Black Americans have also had a hand in the development of rock 'n roll and it's often been said that Ike Turner recorded the first rock song ("Rocket 88"). Rock can be traced back to the same roots as jazz with a huge assist from Irish folk music (something that's worthy of a whole separate discussion) and, while White people had the upper hand in popularizing it, there were major black pioneers such as Chuck Berry, Bo Diddley, and Little Richard Penniman. A decade later Jimi Hendrix became, according to many people, the greatest rock guitarist who ever walked this planet.

There have been White rappers (Vanilla Ice and Eminem), Black country singers (Charley Pride), Black pop-balladeers (Johnny Mathis) and White R & B bands (The Average White Band).

I acknowledge that Philadelphia pianist Orrin Evans, who is the featured musician in the Inquirer's article, does not advocate that jazz shouldn't be for white people too but he does lament the lack of his peers attending his concerts. It's Evans' belief that jazz needs to be marketed better to Blacks and that renaming it may attract them to the music.

In response to the original Inquirer article a letter to the editor asked if opera should be renamed White Italian Music because men from that Mediterranean country invented it. I'm sure that reader knows that Black women such as Marian Anderson, Kathleen Battle, and Leontyne Price had great careers in the genre.

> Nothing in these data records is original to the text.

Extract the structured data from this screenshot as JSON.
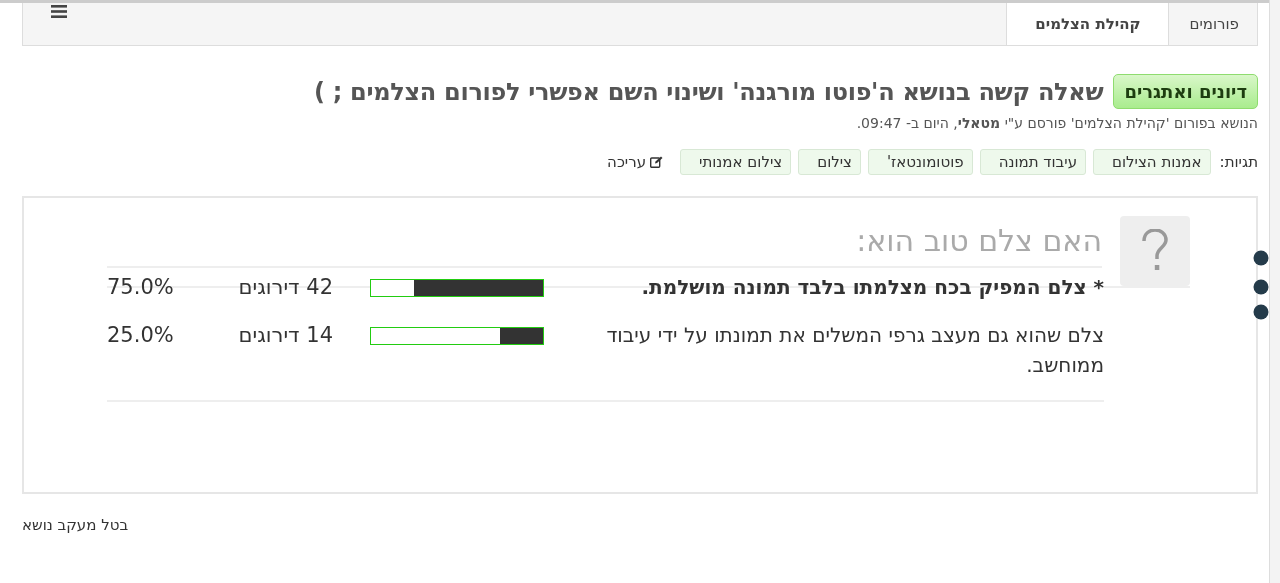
{
  "breadcrumb": [
    {
      "label": "פורומים",
      "current": false
    },
    {
      "label": "קהילת הצלמים",
      "current": true
    }
  ],
  "thread": {
    "prefix": "דיונים ואתגרים",
    "title": "שאלה קשה בנושא ה'פוטו מורגנה' ושינוי השם אפשרי לפורום הצלמים ; )",
    "meta": "הנושא בפורום 'קהילת הצלמים' פורסם ע\"י **מטאלי**, היום ב- 09:47."
  },
  "tags": {
    "label": "תגיות:",
    "items": [
      "אמנות הצילום",
      "עיבוד תמונה",
      "פוטומונטאז'",
      "צילום",
      "צילום אמנותי"
    ],
    "edit": "עריכה"
  },
  "poll": {
    "question": "האם צלם טוב הוא:",
    "options": [
      {
        "text": "* צלם המפיק בכח מצלמתו בלבד תמונה מושלמת.",
        "voted": true,
        "level": 0.75,
        "votes": "42 דירוגים",
        "percent": "75.0%"
      },
      {
        "text": "צלם שהוא גם מעצב גרפי המשלים את תמונתו על ידי עיבוד ממוחשב.",
        "voted": false,
        "level": 0.25,
        "votes": "14 דירוגים",
        "percent": "25.0%"
      }
    ]
  },
  "unwatch": "בטל מעקב נושא"
}
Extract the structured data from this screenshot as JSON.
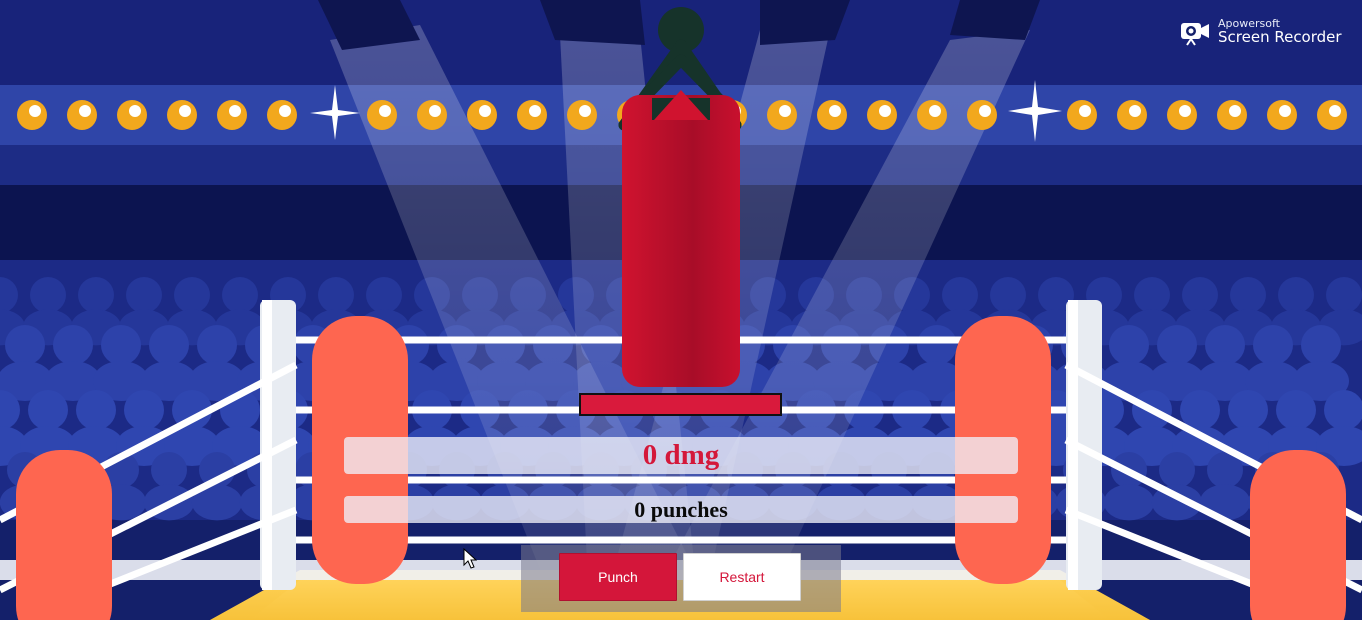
{
  "watermark": {
    "brand": "Apowersoft",
    "product": "Screen Recorder",
    "icon": "camera-icon"
  },
  "stats": {
    "damage": 0,
    "damage_label": "0 dmg",
    "punches": 0,
    "punches_label": "0 punches"
  },
  "bag": {
    "health_fraction": 1.0
  },
  "controls": {
    "punch_label": "Punch",
    "restart_label": "Restart"
  },
  "colors": {
    "accent": "#d4163a",
    "bag": "#c8102e",
    "corner_pad": "#fe6650",
    "arena_blue": "#1b2a80",
    "light_bulb": "#f2a81d"
  }
}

It almost sounds trite but John Lennon once said, "Music belongs to everyone. It's only publishers who think that people own it." While Lennon's statement can be viewed as a naïve hippy sentiment it's also true. He was a man who loved music made by African Americans. The Beatles covered Motown, Penniman, and Berry and they practically made the late Billy Preston part of the band during the Let It Be sessions. My point in all of this is that the man from Liverpool was correct. Music does belong to everyone.

The African American people have always been acknowledged as the procreators of jazz. Jim Crow and its associated appalling social and legal mandates meant that this classy cultural phenomenon needed a great assist from other people in order to spread their art to the masses and that is why the genre is not owned by one race or ethnic group. Isn't it enough that many Americans loved jazz enough to spread the word and keep the music alive?